Variations of these kind are often made at a time when insolvency of the Company was known. The extent of the amendment power is to be determined by the construction of the trust instrument, and consideration must be given as to whether the variation would amount to a fraud on the power. In Mercanti v Mercanti,  the Court of Appeal concluded that the power could only be exercised for the purpose for which it is conferred and not for any extraneous or ulterior purpose. The court further considered that equitable rules of fraud on the power may apply, however it did not explore this position further.
Given recent case law has for all intents and purposes aligned the interests of the general creditors and trust creditors in the context of trading trusts - at least as to the statutory priority regime of payments to creditors -these type of trust deed variations would not, in my view, be liable to be impugned.
However, the possibility should always be considered in each case and given the personal circumstances to each trading trust. It is important to note that variations to trust deeds require the consent of the ‘appointer’, which in certain cases may not be attainable.
If you are considering entering into a form of insolvency of a trading trust, or if you are an insolvency practitioner and have been appointed over a trading trust, it is essential that you have obtained the relevant legal advice pertaining to your circumstances. If you would like to discuss the above further and how this decision may impact your circumstances, please contact Ben Skinner on (03) 9099 8388 for an initial consultation.

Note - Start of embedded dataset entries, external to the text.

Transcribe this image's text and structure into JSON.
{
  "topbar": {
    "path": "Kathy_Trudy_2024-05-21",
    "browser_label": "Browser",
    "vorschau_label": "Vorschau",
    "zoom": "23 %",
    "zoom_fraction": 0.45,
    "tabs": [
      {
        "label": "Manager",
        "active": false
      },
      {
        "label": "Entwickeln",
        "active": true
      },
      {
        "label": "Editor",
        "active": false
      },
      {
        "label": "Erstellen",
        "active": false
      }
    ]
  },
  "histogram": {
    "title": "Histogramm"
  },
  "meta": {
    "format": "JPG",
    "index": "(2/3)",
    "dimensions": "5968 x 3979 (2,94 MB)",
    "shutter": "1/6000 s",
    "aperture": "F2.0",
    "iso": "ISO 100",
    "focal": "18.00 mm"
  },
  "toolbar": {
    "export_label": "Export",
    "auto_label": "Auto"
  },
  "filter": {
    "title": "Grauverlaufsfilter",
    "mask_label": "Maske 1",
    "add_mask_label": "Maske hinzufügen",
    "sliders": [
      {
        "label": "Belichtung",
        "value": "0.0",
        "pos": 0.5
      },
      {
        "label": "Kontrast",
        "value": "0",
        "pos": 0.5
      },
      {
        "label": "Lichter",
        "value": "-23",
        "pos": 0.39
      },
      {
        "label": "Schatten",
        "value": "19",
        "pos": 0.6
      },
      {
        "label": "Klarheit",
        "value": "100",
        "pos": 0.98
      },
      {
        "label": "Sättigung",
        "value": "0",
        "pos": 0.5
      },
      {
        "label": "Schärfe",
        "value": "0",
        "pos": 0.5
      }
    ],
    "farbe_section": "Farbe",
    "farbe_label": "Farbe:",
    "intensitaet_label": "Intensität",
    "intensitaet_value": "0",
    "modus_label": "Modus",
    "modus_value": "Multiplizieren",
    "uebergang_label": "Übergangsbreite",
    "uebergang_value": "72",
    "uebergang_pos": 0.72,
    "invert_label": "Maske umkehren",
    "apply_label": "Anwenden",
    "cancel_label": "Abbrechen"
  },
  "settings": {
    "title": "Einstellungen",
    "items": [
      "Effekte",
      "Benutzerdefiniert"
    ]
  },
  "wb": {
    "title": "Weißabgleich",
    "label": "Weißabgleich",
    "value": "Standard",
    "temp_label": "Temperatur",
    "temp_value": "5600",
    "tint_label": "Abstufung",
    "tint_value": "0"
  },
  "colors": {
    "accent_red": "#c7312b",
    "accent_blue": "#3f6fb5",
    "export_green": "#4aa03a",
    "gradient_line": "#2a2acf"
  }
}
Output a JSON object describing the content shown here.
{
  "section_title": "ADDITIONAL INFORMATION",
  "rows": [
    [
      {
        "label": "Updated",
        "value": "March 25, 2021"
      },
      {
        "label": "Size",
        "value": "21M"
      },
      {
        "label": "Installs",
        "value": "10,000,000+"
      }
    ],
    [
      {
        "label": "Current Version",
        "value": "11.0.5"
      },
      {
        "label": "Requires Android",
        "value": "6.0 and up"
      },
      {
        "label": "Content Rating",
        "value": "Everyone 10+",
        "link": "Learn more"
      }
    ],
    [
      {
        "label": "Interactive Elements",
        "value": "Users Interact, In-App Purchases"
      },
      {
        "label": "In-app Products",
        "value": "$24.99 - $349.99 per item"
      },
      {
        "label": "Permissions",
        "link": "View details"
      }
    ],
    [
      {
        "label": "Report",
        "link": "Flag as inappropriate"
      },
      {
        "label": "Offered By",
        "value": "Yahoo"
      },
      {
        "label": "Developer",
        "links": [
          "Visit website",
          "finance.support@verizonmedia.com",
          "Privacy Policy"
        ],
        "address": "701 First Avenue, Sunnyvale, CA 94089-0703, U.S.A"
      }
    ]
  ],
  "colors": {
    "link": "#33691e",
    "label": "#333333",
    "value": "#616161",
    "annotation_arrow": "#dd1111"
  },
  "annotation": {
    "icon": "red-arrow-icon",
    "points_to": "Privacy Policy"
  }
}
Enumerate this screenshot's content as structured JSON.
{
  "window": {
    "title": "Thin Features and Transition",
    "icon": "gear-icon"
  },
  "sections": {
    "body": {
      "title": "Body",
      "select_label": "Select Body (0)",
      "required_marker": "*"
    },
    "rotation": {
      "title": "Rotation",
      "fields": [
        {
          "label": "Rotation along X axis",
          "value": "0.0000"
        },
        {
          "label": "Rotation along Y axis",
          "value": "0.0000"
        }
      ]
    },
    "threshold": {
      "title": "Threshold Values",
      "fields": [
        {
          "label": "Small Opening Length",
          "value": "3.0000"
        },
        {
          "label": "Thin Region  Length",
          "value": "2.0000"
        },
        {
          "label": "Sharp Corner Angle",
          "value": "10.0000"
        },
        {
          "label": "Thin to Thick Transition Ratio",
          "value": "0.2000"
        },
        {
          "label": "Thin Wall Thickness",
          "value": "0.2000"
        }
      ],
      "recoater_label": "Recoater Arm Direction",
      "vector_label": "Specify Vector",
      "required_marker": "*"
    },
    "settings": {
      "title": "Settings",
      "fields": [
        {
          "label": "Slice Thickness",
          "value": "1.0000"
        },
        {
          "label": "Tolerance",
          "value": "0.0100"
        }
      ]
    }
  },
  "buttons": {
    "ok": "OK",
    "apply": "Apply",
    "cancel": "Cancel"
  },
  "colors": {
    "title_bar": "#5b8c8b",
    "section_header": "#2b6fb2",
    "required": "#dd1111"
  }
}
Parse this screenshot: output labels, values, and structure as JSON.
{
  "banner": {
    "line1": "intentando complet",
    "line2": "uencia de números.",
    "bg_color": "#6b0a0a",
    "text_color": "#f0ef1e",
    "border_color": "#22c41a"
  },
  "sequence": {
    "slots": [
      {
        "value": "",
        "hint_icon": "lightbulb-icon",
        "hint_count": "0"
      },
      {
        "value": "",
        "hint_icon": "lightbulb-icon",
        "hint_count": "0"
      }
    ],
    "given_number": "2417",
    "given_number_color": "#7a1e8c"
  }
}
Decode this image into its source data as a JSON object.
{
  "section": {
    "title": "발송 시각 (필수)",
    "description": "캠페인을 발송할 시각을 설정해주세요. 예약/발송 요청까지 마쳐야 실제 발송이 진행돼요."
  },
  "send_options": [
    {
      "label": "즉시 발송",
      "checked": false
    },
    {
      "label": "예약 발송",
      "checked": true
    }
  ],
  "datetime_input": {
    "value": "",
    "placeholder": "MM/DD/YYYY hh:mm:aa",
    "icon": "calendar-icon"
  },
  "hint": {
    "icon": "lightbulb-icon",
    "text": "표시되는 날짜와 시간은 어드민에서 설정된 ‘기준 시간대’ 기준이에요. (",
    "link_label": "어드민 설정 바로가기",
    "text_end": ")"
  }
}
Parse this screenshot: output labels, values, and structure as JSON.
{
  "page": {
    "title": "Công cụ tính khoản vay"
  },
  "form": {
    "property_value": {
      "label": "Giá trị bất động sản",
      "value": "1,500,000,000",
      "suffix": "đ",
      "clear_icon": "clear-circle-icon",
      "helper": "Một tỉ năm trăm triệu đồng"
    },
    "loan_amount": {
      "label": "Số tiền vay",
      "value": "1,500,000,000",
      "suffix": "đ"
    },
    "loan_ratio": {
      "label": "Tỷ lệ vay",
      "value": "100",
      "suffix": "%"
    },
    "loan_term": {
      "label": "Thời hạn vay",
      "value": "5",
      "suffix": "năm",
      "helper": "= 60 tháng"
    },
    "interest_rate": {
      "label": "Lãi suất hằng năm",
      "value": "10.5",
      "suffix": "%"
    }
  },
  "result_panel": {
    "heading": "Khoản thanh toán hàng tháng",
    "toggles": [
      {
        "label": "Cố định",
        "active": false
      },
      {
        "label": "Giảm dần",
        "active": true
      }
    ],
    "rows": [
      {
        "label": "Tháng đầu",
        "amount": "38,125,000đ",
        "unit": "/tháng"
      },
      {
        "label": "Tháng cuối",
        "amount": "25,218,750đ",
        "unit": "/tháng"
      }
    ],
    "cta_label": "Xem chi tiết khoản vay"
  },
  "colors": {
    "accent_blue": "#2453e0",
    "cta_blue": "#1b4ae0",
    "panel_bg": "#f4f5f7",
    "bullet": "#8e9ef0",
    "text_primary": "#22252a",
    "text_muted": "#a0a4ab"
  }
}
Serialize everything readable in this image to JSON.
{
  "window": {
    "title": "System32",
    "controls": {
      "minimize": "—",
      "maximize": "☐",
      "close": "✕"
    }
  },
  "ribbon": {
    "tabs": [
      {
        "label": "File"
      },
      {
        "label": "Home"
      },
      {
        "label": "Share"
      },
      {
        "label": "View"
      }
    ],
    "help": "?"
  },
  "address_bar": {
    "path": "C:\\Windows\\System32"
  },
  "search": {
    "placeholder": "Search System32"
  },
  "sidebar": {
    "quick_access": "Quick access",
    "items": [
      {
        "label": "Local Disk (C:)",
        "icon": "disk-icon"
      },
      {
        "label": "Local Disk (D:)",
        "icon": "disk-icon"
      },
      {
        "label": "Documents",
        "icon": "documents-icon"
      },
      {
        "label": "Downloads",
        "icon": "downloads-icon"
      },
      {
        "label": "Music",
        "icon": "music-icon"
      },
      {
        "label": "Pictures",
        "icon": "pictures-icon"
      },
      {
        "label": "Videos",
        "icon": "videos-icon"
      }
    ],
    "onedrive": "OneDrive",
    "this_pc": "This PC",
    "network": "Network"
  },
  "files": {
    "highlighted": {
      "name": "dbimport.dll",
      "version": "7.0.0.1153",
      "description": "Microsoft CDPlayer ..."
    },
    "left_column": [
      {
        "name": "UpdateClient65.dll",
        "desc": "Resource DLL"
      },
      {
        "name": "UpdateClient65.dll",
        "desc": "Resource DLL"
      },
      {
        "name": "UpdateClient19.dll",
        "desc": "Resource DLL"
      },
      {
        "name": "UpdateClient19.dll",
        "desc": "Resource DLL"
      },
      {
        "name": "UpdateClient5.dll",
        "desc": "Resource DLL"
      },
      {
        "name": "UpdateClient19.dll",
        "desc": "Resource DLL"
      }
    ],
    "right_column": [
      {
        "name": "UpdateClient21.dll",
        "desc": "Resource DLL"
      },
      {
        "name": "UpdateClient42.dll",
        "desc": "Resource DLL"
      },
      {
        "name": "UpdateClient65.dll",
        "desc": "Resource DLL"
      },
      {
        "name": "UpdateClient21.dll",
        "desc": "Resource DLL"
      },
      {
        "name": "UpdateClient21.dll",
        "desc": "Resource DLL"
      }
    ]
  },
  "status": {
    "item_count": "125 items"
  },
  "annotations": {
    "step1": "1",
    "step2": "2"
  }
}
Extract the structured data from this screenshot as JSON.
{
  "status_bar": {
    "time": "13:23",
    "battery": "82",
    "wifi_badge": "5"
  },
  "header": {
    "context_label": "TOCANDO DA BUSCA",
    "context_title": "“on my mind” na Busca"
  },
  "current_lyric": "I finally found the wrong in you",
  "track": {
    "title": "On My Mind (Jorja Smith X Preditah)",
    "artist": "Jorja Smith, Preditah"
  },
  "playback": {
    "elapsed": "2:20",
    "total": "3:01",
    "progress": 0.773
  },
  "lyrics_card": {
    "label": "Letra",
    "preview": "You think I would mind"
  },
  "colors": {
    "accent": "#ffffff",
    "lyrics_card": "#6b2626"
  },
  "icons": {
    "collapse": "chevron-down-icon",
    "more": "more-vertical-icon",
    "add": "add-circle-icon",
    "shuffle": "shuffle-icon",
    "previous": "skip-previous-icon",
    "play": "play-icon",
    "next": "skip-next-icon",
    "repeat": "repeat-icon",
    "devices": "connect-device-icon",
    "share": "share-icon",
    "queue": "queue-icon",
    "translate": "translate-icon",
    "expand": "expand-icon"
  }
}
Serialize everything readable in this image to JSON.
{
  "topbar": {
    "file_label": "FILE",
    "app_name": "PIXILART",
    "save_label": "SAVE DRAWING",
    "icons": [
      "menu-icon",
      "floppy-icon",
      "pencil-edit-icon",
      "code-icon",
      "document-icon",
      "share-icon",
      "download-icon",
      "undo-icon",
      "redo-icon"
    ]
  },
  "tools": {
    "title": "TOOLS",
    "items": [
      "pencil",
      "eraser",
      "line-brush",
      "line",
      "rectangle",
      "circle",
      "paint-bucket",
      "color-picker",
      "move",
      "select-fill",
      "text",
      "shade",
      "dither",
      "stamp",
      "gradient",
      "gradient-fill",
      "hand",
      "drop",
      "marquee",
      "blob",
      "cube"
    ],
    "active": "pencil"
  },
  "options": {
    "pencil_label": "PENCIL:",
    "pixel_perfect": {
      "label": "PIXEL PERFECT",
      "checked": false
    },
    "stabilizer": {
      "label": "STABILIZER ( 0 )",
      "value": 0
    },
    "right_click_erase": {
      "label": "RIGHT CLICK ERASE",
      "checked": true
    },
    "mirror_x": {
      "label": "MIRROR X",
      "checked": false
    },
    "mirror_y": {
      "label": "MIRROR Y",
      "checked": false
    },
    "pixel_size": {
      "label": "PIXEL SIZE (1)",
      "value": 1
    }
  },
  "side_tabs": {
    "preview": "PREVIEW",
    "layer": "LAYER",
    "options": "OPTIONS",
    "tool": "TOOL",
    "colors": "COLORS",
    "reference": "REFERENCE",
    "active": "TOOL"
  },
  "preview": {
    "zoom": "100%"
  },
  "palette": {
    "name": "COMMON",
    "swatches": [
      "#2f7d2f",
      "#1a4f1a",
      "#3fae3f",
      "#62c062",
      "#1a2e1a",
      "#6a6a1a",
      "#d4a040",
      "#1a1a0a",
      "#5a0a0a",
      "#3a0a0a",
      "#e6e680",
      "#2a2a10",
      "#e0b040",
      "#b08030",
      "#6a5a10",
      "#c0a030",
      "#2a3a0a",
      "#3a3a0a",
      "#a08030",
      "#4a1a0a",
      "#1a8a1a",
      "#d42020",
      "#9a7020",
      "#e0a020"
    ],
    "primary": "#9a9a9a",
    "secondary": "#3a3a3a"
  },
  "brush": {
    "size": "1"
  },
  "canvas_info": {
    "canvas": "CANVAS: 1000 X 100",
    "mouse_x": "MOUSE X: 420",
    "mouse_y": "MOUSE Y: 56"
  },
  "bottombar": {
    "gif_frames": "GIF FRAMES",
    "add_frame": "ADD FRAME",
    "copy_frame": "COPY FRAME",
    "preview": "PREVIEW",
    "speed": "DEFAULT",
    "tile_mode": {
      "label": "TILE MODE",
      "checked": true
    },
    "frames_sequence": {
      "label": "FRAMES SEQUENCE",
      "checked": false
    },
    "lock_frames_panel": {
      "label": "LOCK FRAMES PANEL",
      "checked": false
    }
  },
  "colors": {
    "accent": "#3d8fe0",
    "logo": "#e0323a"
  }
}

 CGU Insurance Ltd v One.Tel Ltd (In liquidation) (2010) 242 CLR 174 at 
 Worrall v Harford (1802) 32 ER 250 at 252 (Eldon L) (Worrall v Harford).
Byrnes v Kendle (2011) 243 CLR 253
  WASCA 206.
DSS Law insight articles are intended to provide commentary and general information. They should not be relied upon as formal legal advice. If you would like specific advice relating to this topic, please contact DSS Law on 1300 DSS LAW or firstname.lastname@example.org.